How Does and Undergraduate Course in History Differ From a Graduate Course?


Philip Jenkins, writing at The Anxious Bench, discusses the differences.

A taste:

So how does a graduate course differ from an undergraduate? To some extent, this is a question of degree (pun intended) or proportion. By the time you are dealing with graduate students, you expect them to have a foundation in understanding how history is written and understood, and also to be able to undertake independent work. The role of the professor should fade to that of a coordinator and organizer, who sets goals and directions, while the students undertake the bulk of the enterprise. The professor identifies the broad scope of the course, and within that describes particular topics and topic areas, suggesting readings and sources. Thereafter, the main responsibility passes to the class…

So much is familiar, but there are a couple of matters that have become massively more significant in graduate teaching in recent years, which again need to be in pretty much every course to some degree. One is that of professionalism, of learning to work within the academic world, and preparing for an academic career (which might take various forms). If a student takes a course on Topic X, they should ideally be laying the foundation to teach within that area if and when they find an academic job, at whatever level. One outcome of the course, then, is that a student should leave it knowing the outline of that field, understanding what it entails, what the main issues and debates are, who the main figures are. It is preparing the way to state accurately and honestly in a job interview that Yes, I am qualified to teach Topic X, and all the better if that topic area is one that is not overrun by other applicants. No, one course in itself does not give that expertise, but it should be the foundation.

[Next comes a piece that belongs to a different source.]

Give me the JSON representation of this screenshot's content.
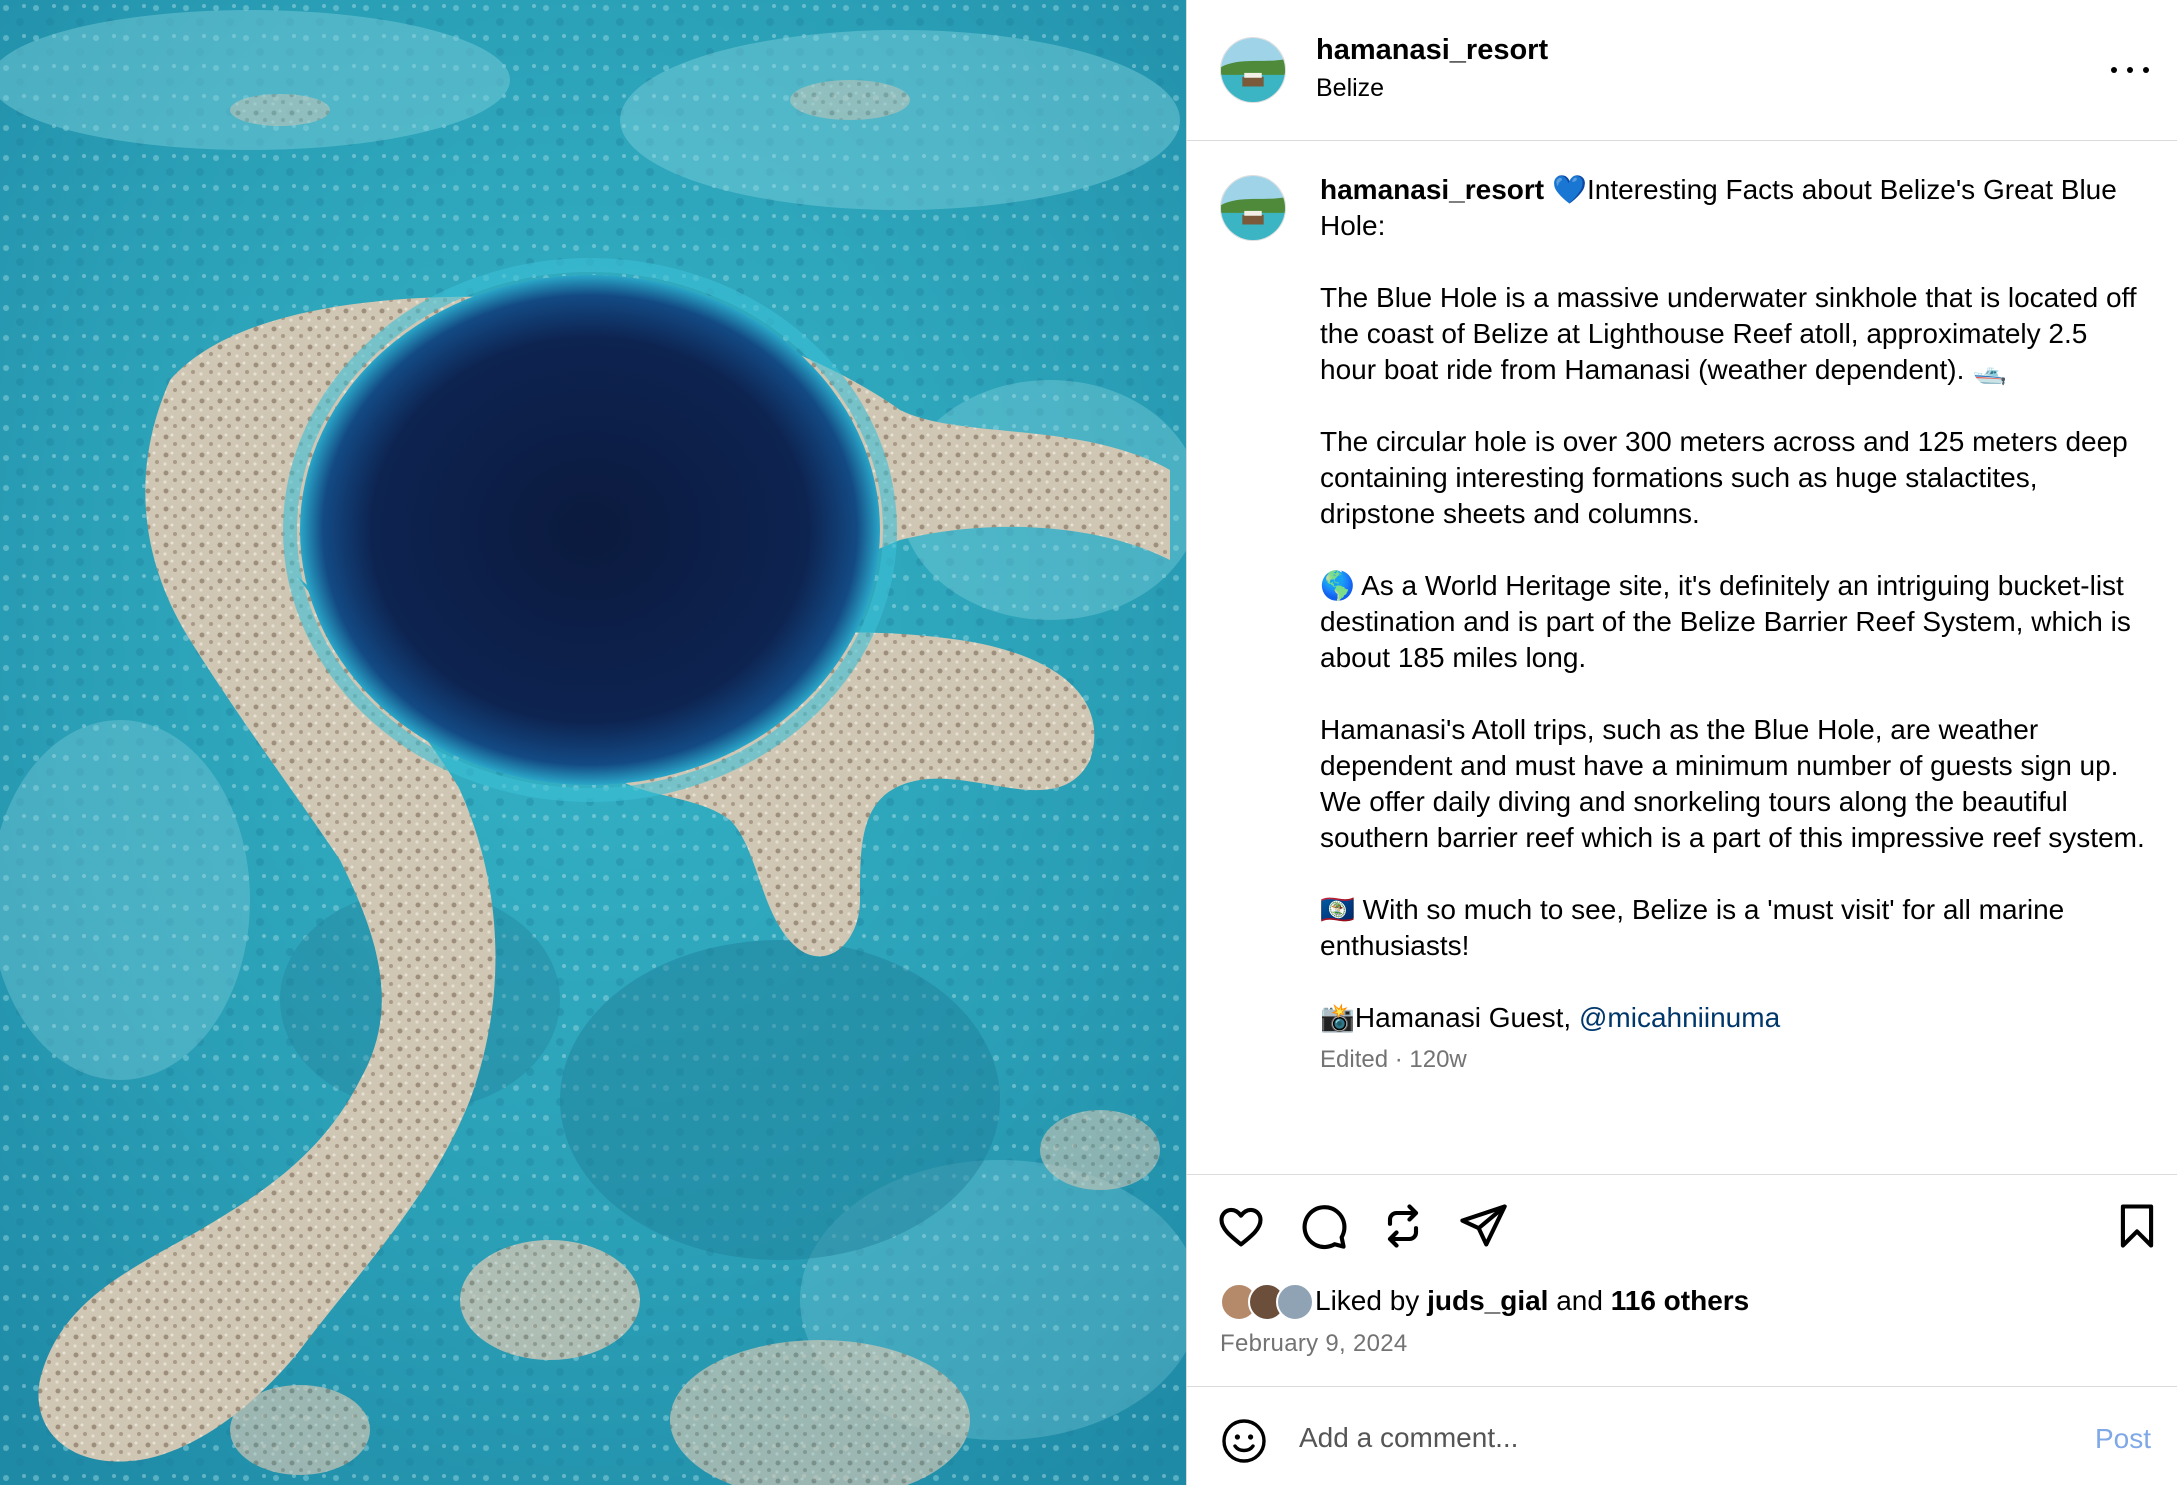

The harder jobs are to find, the more essential this component of graduate teaching becomes.

Also, a course in humanities must to some degree teach about writing and publishing, even if there is no simple equation between the volume and quality of publication and the likelihood of finding a tenure track job. So much of the course involves reading and discussing books and articles, but these must never be seen as if they dropped from the skies. At every stage, readers have to ask how and why this particular author got a book or article into print, and why in that particular outlet.

Read the entire post here.